In fact Yash Chopra has been one of the few directors who has exacted consistent performances from the Big B. Kaala Pathar (remember that ‘Why don’t you try to understand, doctor? line), Kabhie Kabhie, Deewar, Silsila, Trishul, all performances bordering on the subdued to the superlative.
And so did director Hrishikesh Mukherjee, exact memorable performabce i.e., with fantastic movies like Mili (give me an alcoholic, caustic Amitabh any day over Jaya’s goody two shoes, irritating Mili) , Namak Haram, Abhimaan, Anand and the rip-roaring, evergreen ‘Chupke Chupke’. Some of his best films, to-date.
Thankfully Manmohan Desai is dead, else I truly don’t know how many more nonsensical movies we’d have to sit thru where asses, dogs or parakeets drum the “dhol” and light lamps/candles in temples, masjids, churchs or gurudwaaras while a blind, amnesic, constipated mother Nirupa Roy regains her senses to clasp her long lost son in an ‘Oh, that doesn’t quite look right kind of’ embrace. Ewww, where’s that enema, doc?
But seriously, Amar Akbar Anthony (AAA), Naseeb, Parvarish, and Coolie were cult classics in their own rights. After the release of AAA, I vividly remember hordes of youth roaming the bylanes of
Thanks to the long legged one, millions of middle aged, graying Bachchan devotees have their coif parted in the center. Some, to this day, still wear the colored banians!!!
And suit vests were in after ‘Don’, shiny, brazen, loud vests, with stars on them. As a teenager growing up, inspired by Bachchan bell-bottoms, I remember fighting with the tailor to sew the trouser bottoms at 42”. His response “would you like to have your pants stiched or a ghagra?”. Such was the Bachchan mania.
The death of the full-time comedienne side-kick can be attributed to the impeccable comedy timings of the Big B. Who can ever forget the famous mirror schitk from AAA, the one-liners in ‘Sholay’, the facial expressions in ‘Chupke Chupke’ and a host of movies where he’s played the buffoon.
It will now be apt for Bachchan to ride off into the sunset, when there is still a shred of regard for his past performances, instead of overstaying his welcome and reducing his legacy to the two-bit parts that he now is reduced to playing and let the likes of non-actors like Shah Rukh Khan’s or John Abraham’s steal the spotlight from him.
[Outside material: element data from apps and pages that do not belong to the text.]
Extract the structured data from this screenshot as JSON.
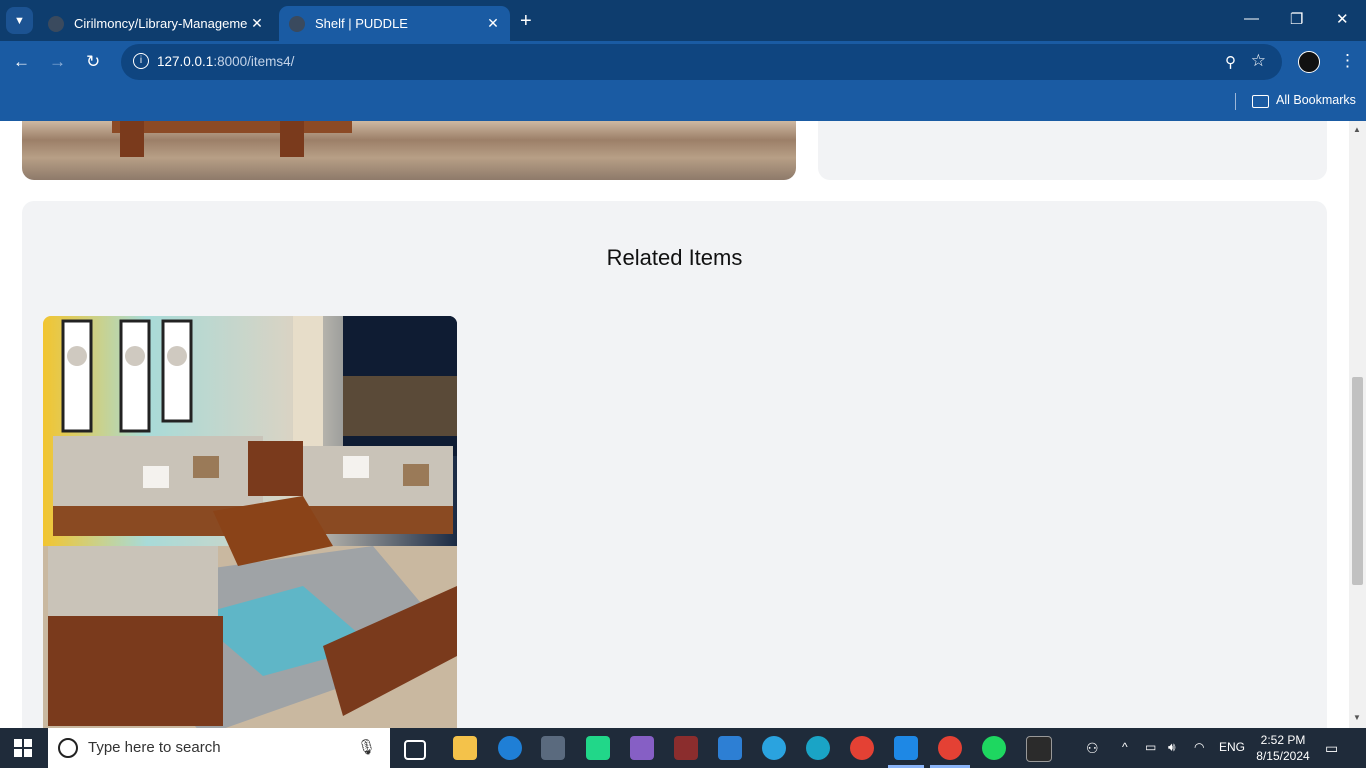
{
  "browser": {
    "tabs": [
      {
        "title": "Cirilmoncy/Library-Management"
      },
      {
        "title": "Shelf | PUDDLE"
      }
    ],
    "url_host": "127.0.0.1",
    "url_path": ":8000/items4/",
    "bookmarks_label": "All Bookmarks"
  },
  "page": {
    "related_heading": "Related Items"
  },
  "taskbar": {
    "search_placeholder": "Type here to search",
    "language": "ENG",
    "time": "2:52 PM",
    "date": "8/15/2024"
  }
}
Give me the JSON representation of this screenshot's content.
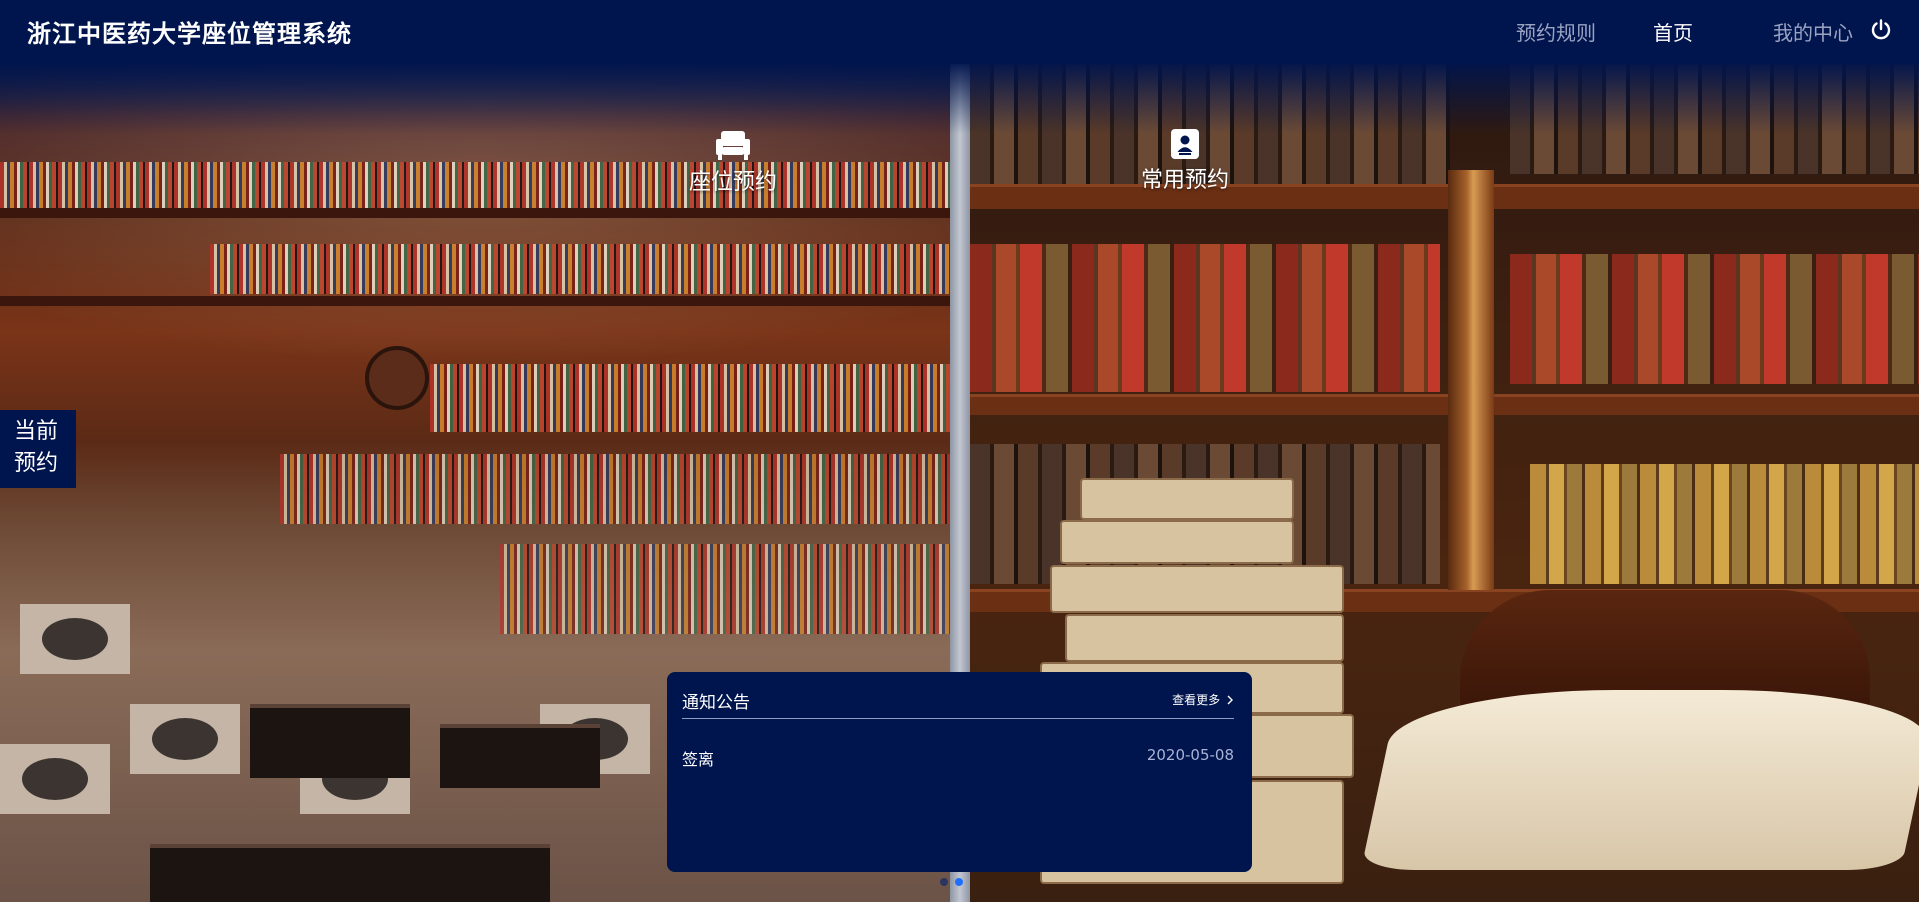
{
  "header": {
    "brand": "浙江中医药大学座位管理系统",
    "nav": [
      {
        "label": "预约规则",
        "active": false
      },
      {
        "label": "首页",
        "active": true
      },
      {
        "label": "我的中心",
        "active": false
      }
    ],
    "power_icon": "power-icon"
  },
  "features": [
    {
      "label": "座位预约",
      "icon": "armchair-icon"
    },
    {
      "label": "常用预约",
      "icon": "contact-book-icon"
    }
  ],
  "side_badge": {
    "line1": "当前",
    "line2": "预约"
  },
  "notice": {
    "title": "通知公告",
    "more": "查看更多",
    "more_icon": "chevron-right-icon",
    "items": [
      {
        "title": "签离",
        "date": "2020-05-08"
      }
    ]
  },
  "carousel": {
    "count": 2,
    "active_index": 1
  },
  "colors": {
    "navy": "#00144d",
    "active_dot": "#1e6fff",
    "inactive_dot": "#2b3560"
  }
}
For Amitabh Bachchan, the audience is standing in awe, the applause is deafening, the accolades are raining, and the curtain is falling.
Please, take a bow Mr. Amitabh Bachchan , its time to exit the stage.